PROBLEM TO WORK ON: Every line holding "localhost" should be copied from the records below.

** Opening RECORDS FOR THIS EXERCISE block **

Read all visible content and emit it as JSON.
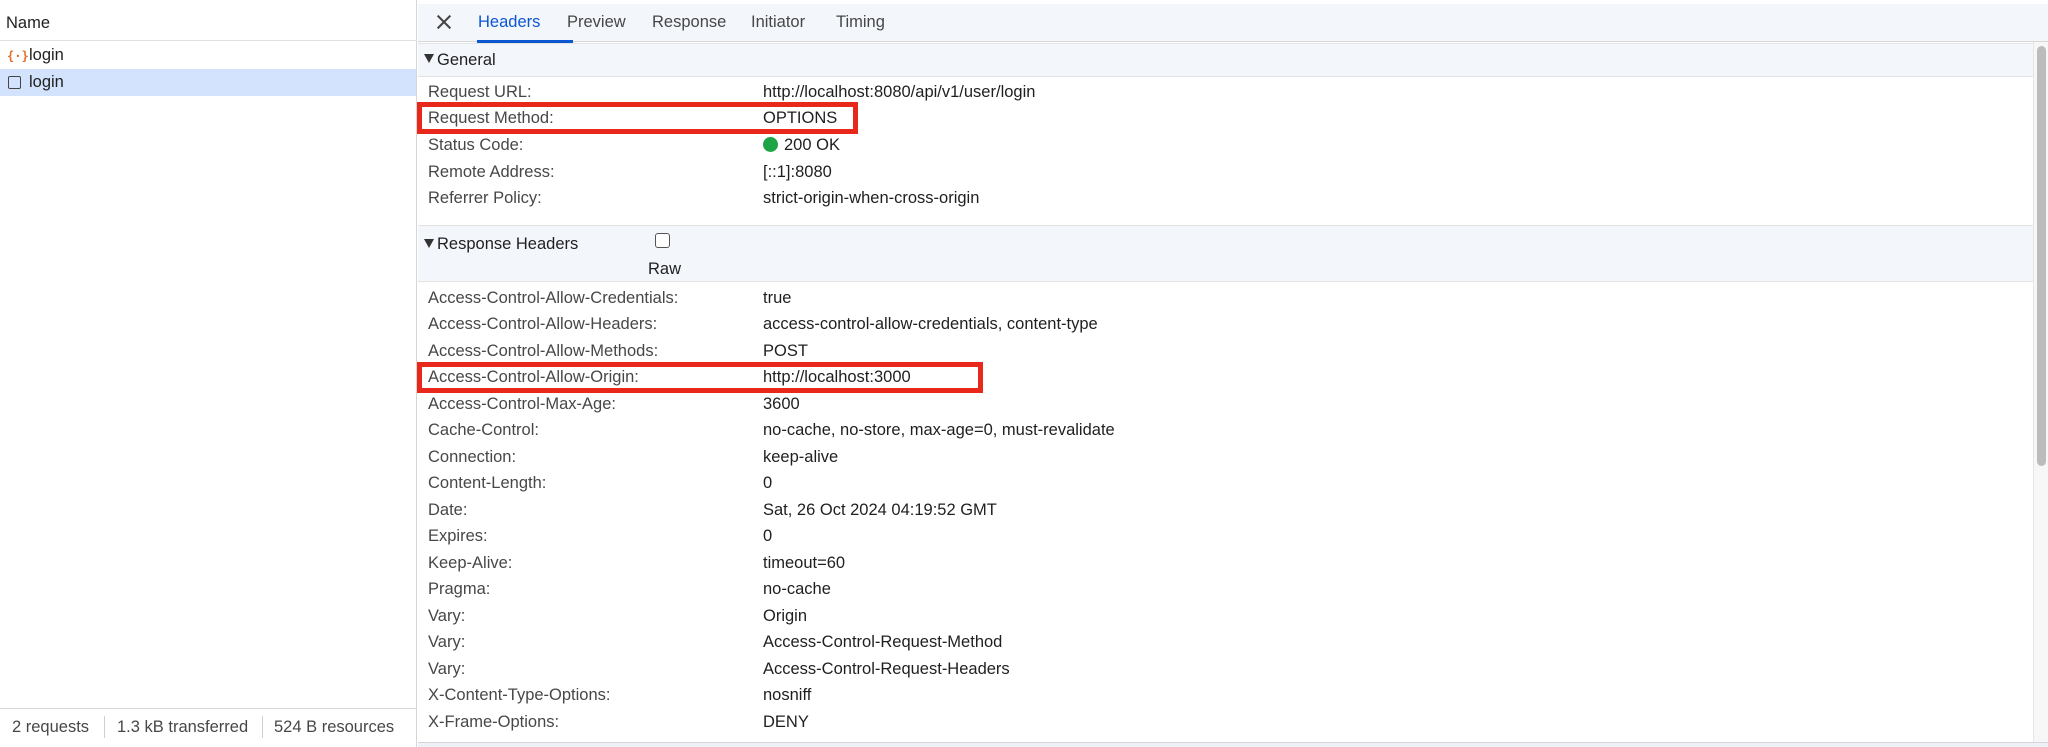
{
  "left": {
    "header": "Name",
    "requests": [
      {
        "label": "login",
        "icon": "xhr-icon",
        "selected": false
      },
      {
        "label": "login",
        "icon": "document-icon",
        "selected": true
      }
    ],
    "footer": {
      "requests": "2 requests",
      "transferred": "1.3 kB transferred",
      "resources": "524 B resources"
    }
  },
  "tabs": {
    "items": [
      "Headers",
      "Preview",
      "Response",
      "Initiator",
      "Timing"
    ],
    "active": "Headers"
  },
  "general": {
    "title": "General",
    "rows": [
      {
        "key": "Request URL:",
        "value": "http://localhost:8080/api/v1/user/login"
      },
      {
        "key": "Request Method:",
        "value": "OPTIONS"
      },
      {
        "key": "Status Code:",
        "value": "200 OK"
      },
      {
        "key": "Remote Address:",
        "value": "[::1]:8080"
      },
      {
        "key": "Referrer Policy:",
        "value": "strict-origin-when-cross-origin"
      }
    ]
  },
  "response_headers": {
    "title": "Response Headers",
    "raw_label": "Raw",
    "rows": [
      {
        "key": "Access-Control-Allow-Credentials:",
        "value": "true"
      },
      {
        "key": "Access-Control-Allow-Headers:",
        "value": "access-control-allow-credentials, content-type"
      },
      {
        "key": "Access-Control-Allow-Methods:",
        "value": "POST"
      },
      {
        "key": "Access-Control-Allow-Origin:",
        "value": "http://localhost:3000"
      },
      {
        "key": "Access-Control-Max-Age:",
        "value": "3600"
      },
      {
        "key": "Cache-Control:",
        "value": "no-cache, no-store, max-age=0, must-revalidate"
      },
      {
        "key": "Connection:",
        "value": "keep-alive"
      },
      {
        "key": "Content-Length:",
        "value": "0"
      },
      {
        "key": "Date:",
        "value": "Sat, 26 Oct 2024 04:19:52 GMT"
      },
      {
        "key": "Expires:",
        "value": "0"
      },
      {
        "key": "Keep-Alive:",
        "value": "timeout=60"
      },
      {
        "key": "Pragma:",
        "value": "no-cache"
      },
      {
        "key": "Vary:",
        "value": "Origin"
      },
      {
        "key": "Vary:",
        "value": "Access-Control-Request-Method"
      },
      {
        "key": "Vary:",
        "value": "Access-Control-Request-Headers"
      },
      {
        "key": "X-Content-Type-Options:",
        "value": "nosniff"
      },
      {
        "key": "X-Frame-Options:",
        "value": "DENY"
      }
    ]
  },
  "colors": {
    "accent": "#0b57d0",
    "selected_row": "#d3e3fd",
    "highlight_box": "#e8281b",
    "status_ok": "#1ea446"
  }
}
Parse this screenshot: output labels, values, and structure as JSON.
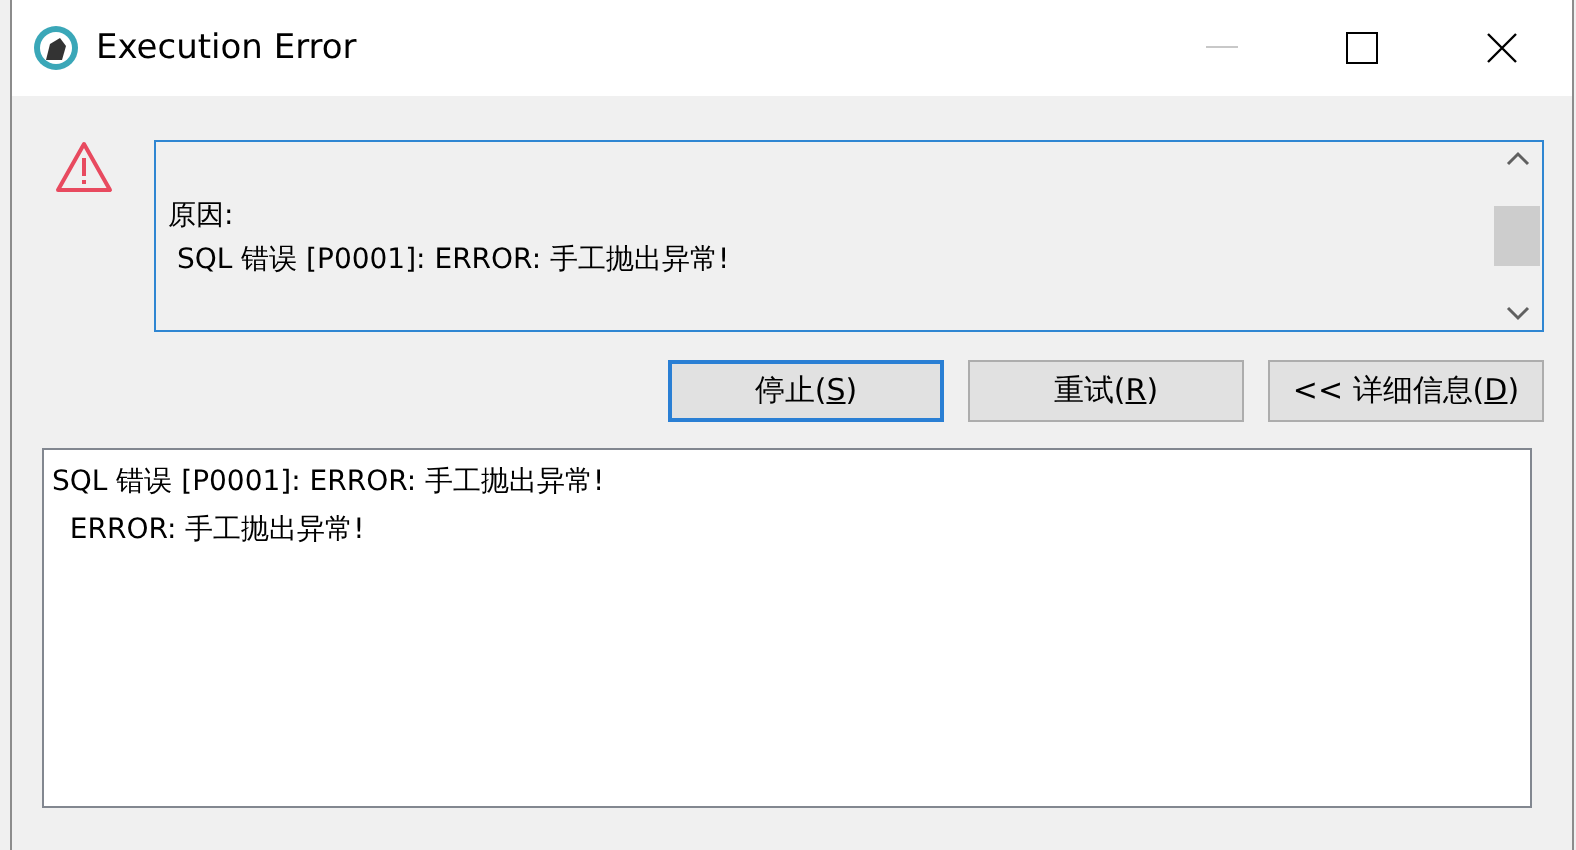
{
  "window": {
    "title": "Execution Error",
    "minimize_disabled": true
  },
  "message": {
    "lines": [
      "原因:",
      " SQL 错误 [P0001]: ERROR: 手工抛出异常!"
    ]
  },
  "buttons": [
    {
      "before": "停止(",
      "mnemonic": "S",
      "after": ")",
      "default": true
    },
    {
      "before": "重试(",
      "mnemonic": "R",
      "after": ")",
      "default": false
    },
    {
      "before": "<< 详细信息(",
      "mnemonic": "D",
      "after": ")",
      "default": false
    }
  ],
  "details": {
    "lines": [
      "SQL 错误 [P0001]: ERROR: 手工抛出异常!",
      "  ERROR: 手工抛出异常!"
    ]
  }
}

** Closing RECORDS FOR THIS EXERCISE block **

ANSWER BELOW:
        "value": "http://localhost:8080/api/v1/user/login"
        "value": "http://localhost:3000"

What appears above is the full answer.